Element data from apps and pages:
Start of Block
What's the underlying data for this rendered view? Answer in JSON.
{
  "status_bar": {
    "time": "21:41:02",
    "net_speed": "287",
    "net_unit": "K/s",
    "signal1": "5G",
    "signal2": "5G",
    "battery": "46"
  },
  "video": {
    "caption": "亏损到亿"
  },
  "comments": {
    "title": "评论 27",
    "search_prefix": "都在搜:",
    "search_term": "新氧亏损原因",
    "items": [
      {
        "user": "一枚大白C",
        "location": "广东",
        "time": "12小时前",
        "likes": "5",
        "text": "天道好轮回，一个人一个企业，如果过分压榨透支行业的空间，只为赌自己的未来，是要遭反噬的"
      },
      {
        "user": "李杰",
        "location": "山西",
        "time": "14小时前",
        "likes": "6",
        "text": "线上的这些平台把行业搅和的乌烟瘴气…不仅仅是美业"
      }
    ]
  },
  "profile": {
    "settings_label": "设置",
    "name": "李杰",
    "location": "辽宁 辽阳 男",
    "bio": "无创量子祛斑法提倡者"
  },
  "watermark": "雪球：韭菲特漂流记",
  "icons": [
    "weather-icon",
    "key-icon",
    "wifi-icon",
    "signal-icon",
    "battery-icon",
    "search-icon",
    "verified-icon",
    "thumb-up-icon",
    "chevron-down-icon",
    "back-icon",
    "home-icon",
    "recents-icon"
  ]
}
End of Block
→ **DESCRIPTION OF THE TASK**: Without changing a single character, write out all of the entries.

→ **EXERCISE RESPONSE**:
What's the underlying data for this rendered view? Answer in JSON.
{
  "status_bar": {
    "time": "21:41:02",
    "net_speed": "287",
    "net_unit": "K/s",
    "signal1": "5G",
    "signal2": "5G",
    "battery": "46"
  },
  "video": {
    "caption": "亏损到亿"
  },
  "comments": {
    "title": "评论 27",
    "search_prefix": "都在搜:",
    "search_term": "新氧亏损原因",
    "items": [
      {
        "user": "一枚大白C",
        "location": "广东",
        "time": "12小时前",
        "likes": "5",
        "text": "天道好轮回，一个人一个企业，如果过分压榨透支行业的空间，只为赌自己的未来，是要遭反噬的"
      },
      {
        "user": "李杰",
        "location": "山西",
        "time": "14小时前",
        "likes": "6",
        "text": "线上的这些平台把行业搅和的乌烟瘴气…不仅仅是美业"
      }
    ]
  },
  "profile": {
    "settings_label": "设置",
    "name": "李杰",
    "location": "辽宁 辽阳 男",
    "bio": "无创量子祛斑法提倡者"
  },
  "watermark": "雪球：韭菲特漂流记",
  "icons": [
    "weather-icon",
    "key-icon",
    "wifi-icon",
    "signal-icon",
    "battery-icon",
    "search-icon",
    "verified-icon",
    "thumb-up-icon",
    "chevron-down-icon",
    "back-icon",
    "home-icon",
    "recents-icon"
  ]
}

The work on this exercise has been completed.